This is the swim bladder of a fish, otherwise known as fish maw. Thrown away as waste in most cultures, it is prized as a delicacy in Chinese cuisine.
Looking through newspaper articles, fish maw appeared in articles of the Straits Times as early as 1950 as a luxury food item. It is hard to find fish maw being used in home recipes of that era, except in recipes for fish maw soup which is consumed for its perceived health benefits. Even in recent years, fish maw is still praised for its medicinal value like in this newspaper article.
Due to its medicinal properties and unique texture, fish maw can be very expensive. This shopkeeper proudly shows off one fish maw which costs S$800 per kilo and was reserved by a customer for a special occasion. However, not all maws are this expensive and only the premium grades are sold for such staggering amounts.
The price of fish maw can vary widely depending on whether it is dried or deep-fried, the species it comes from and how big it is. Generally, the bigger the maw, the higher the price; However, there are exceptions to the rule.
Premium grade fish maws that fetch high prices usually come from large fishes such as Nile Perch and Totoaba that are harvested in faraway places. That being said, nowadays there are many cheaper varieties of maw on the market. Some fish maws being sold even come from species that can easily be found in local markets, including varieties of red snapper, called Ang Goi (“Crimson Snapper” in Hokkien) and Ang Sai (“Emperor Red Snapper” in Hokkien).
Albert Centre Wet Market is one of the biggest marketplaces for dried goods in Singapore. There is a type of maw for everyone, with prices ranging from S$3 to S$35 per 100g. According to shopkeepers, the clientele consists mainly of home cooks.
Mdm Lin Siew Shian, 91 and a home cook of over 40 years, can attest to the use of fish maw in home-cooking. “It is cooked all year round for family members…for the health benefits, but of course people eat it more during festive periods” she says.
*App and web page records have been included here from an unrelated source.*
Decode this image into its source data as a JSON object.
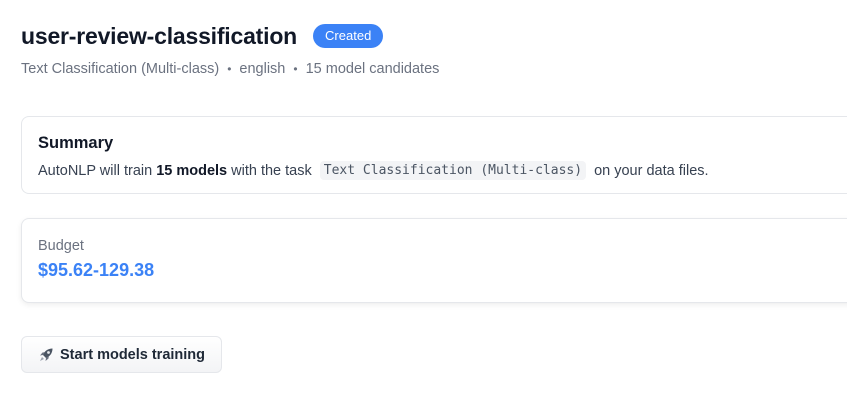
{
  "header": {
    "title": "user-review-classification",
    "status_badge": "Created"
  },
  "meta": {
    "task": "Text Classification (Multi-class)",
    "language": "english",
    "candidates": "15 model candidates",
    "separator": "•"
  },
  "summary": {
    "title": "Summary",
    "text_prefix": "AutoNLP will train ",
    "model_count": "15 models",
    "text_middle": " with the task ",
    "task_code": "Text Classification (Multi-class)",
    "text_suffix": " on your data files."
  },
  "budget": {
    "label": "Budget",
    "value": "$95.62-129.38"
  },
  "actions": {
    "start_training_label": "Start models training",
    "start_training_icon": "rocket-icon"
  },
  "colors": {
    "accent": "#3b82f6",
    "muted_text": "#6b7280",
    "border": "#e5e7eb"
  }
}
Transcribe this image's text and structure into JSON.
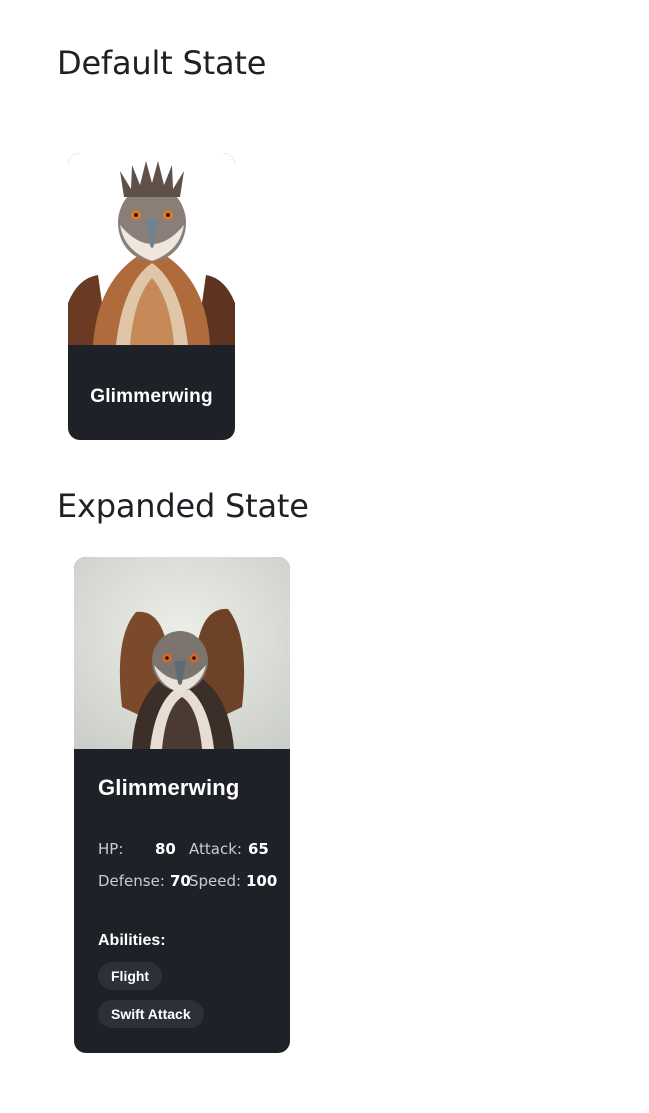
{
  "sections": {
    "default_title": "Default State",
    "expanded_title": "Expanded State"
  },
  "creature": {
    "name": "Glimmerwing",
    "image_icon": "eagle-portrait-image",
    "stats": {
      "hp_label": "HP:",
      "hp_value": "80",
      "attack_label": "Attack:",
      "attack_value": "65",
      "defense_label": "Defense:",
      "defense_value": "70",
      "speed_label": "Speed:",
      "speed_value": "100"
    },
    "abilities_heading": "Abilities:",
    "abilities": [
      "Flight",
      "Swift Attack"
    ]
  },
  "colors": {
    "card_background": "#1f2128",
    "pill_background": "#2d3039",
    "heading_text": "#1e2025"
  }
}
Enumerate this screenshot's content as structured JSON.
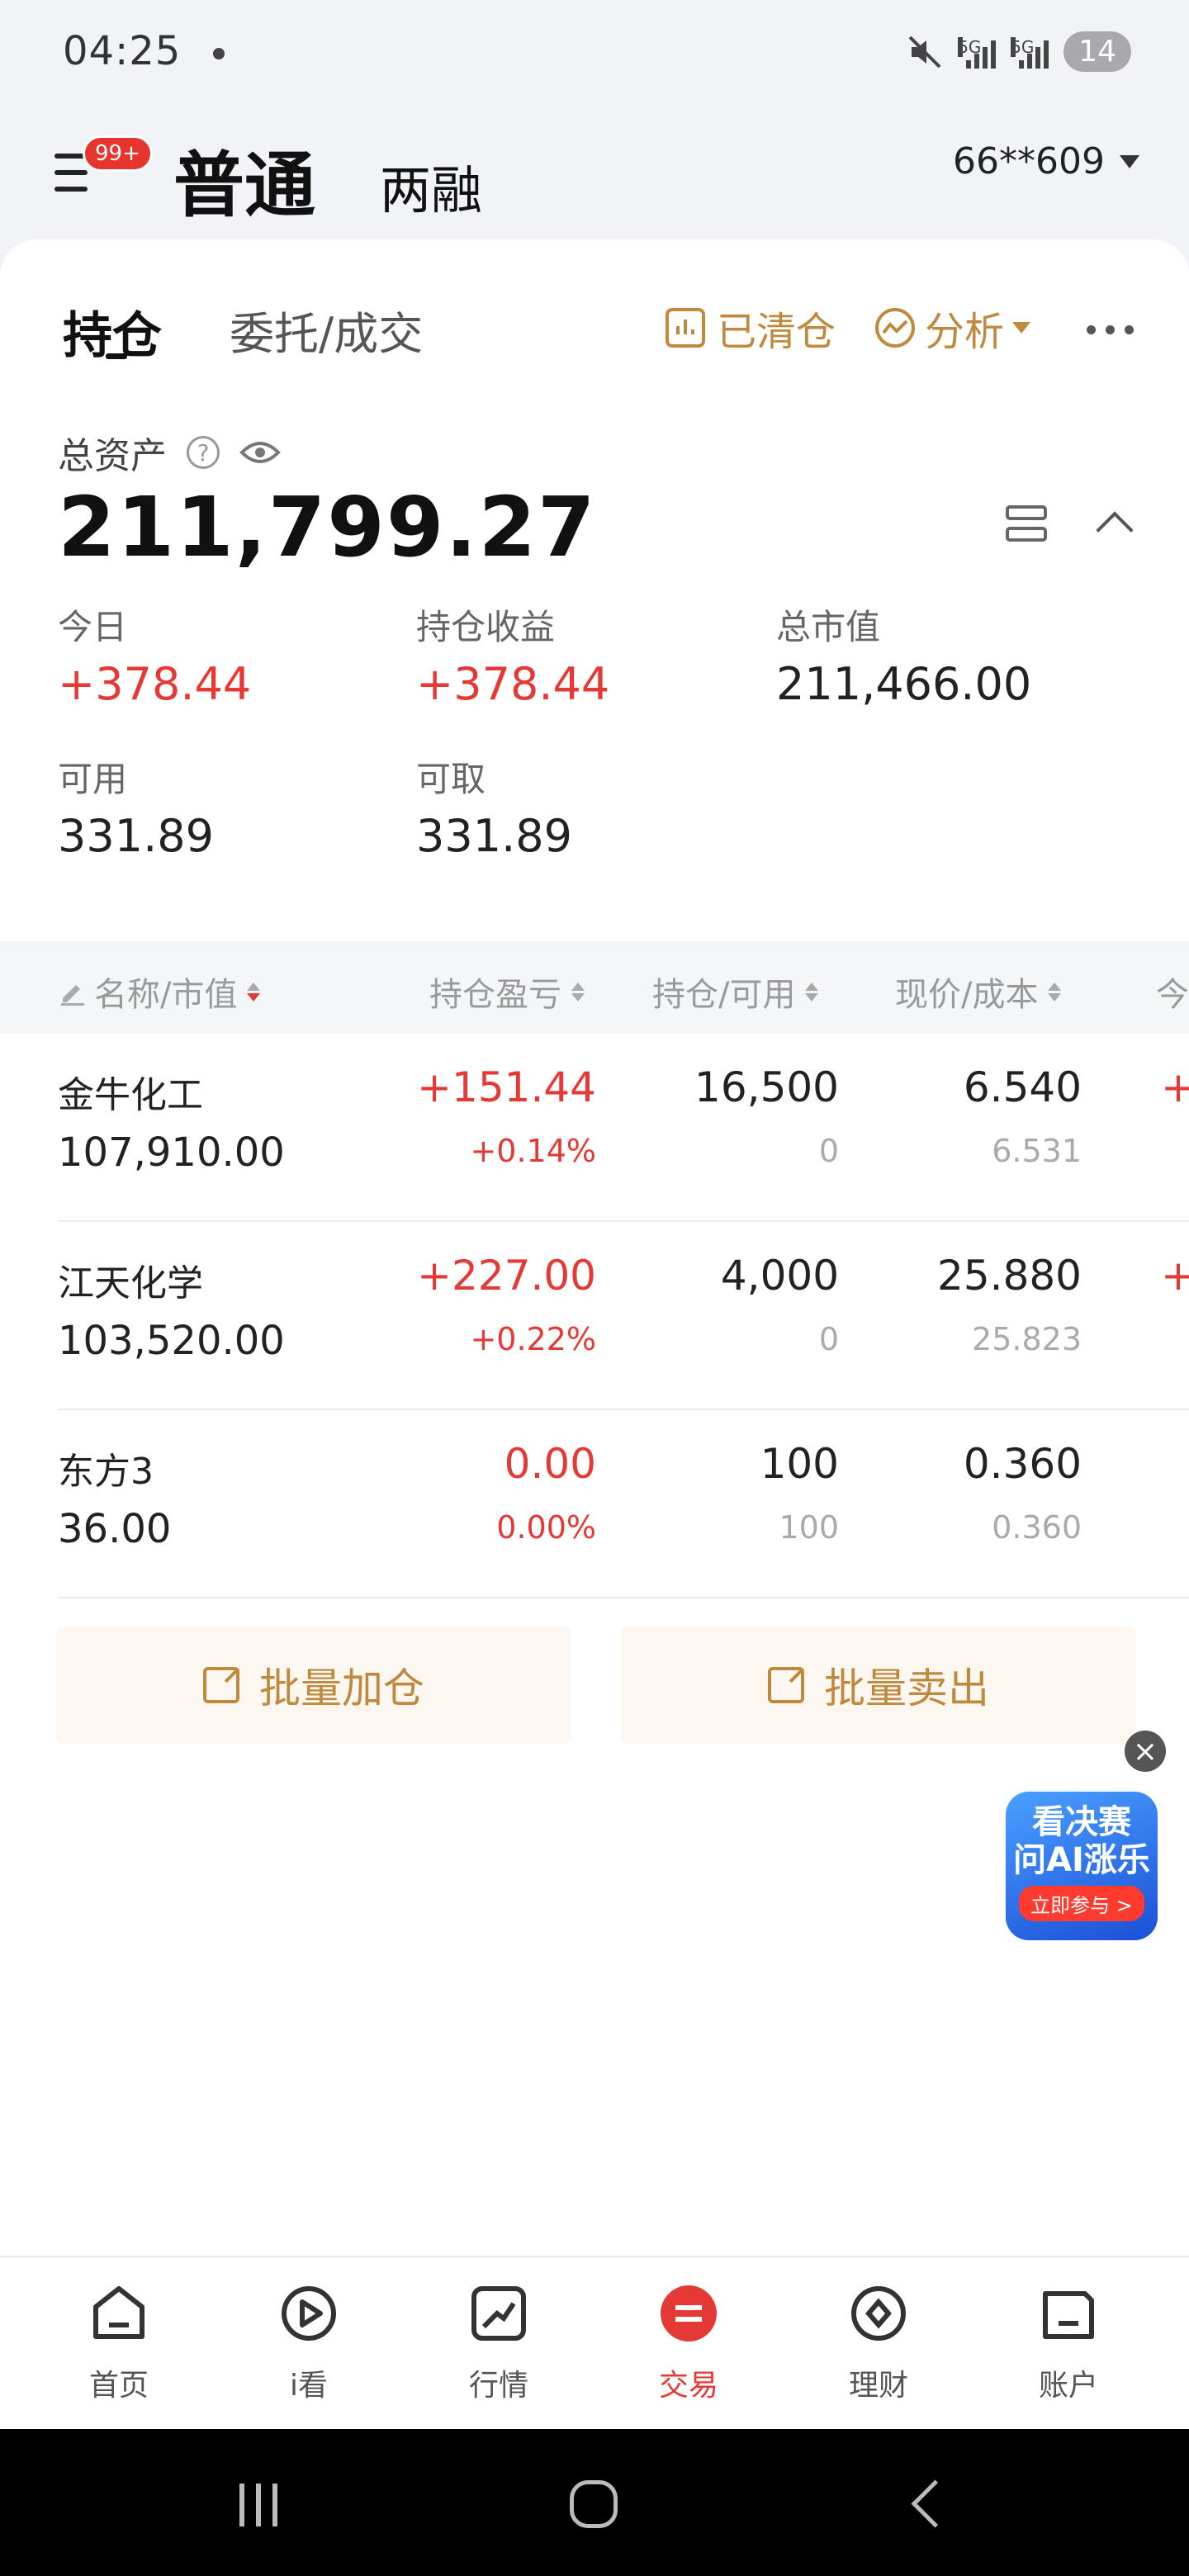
{
  "status_bar": {
    "time": "04:25",
    "net1": "5G",
    "net2": "5G",
    "battery": "14"
  },
  "header": {
    "notif_badge": "99+",
    "tab_normal": "普通",
    "tab_margin": "两融",
    "account": "66**609"
  },
  "tabs": {
    "holdings": "持仓",
    "orders": "委托/成交",
    "cleared": "已清仓",
    "analysis": "分析"
  },
  "assets": {
    "total_label": "总资产",
    "help": "?",
    "total_value": "211,799.27",
    "today_label": "今日",
    "today_value": "+378.44",
    "holding_pl_label": "持仓收益",
    "holding_pl_value": "+378.44",
    "market_value_label": "总市值",
    "market_value_value": "211,466.00",
    "available_label": "可用",
    "available_value": "331.89",
    "withdrawable_label": "可取",
    "withdrawable_value": "331.89"
  },
  "table": {
    "headers": {
      "name": "名称/市值",
      "pl": "持仓盈亏",
      "position": "持仓/可用",
      "price": "现价/成本",
      "today": "今"
    },
    "rows": [
      {
        "name": "金牛化工",
        "market_value": "107,910.00",
        "pl": "+151.44",
        "pl_pct": "+0.14%",
        "position": "16,500",
        "available": "0",
        "price": "6.540",
        "cost": "6.531",
        "edge": "+"
      },
      {
        "name": "江天化学",
        "market_value": "103,520.00",
        "pl": "+227.00",
        "pl_pct": "+0.22%",
        "position": "4,000",
        "available": "0",
        "price": "25.880",
        "cost": "25.823",
        "edge": "+"
      },
      {
        "name": "东方3",
        "market_value": "36.00",
        "pl": "0.00",
        "pl_pct": "0.00%",
        "position": "100",
        "available": "100",
        "price": "0.360",
        "cost": "0.360",
        "edge": ""
      }
    ]
  },
  "actions": {
    "batch_add": "批量加仓",
    "batch_sell": "批量卖出"
  },
  "ad": {
    "close": "×",
    "line1": "看决赛",
    "line2": "问AI涨乐",
    "cta": "立即参与 >"
  },
  "bottom_nav": [
    {
      "label": "首页"
    },
    {
      "label": "i看"
    },
    {
      "label": "行情"
    },
    {
      "label": "交易"
    },
    {
      "label": "理财"
    },
    {
      "label": "账户"
    }
  ],
  "colors": {
    "up": "#e53935",
    "accent": "#c08a3e",
    "active_nav": "#e53935"
  }
}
Recently, fish maw has become more widely available. The greatest example of that is this bowl of noodles. Not too long ago, some mee pok stalls have decided to grace their humble hawker dish with slivers of fish maw - finally and definitively upsetting its upper-class status.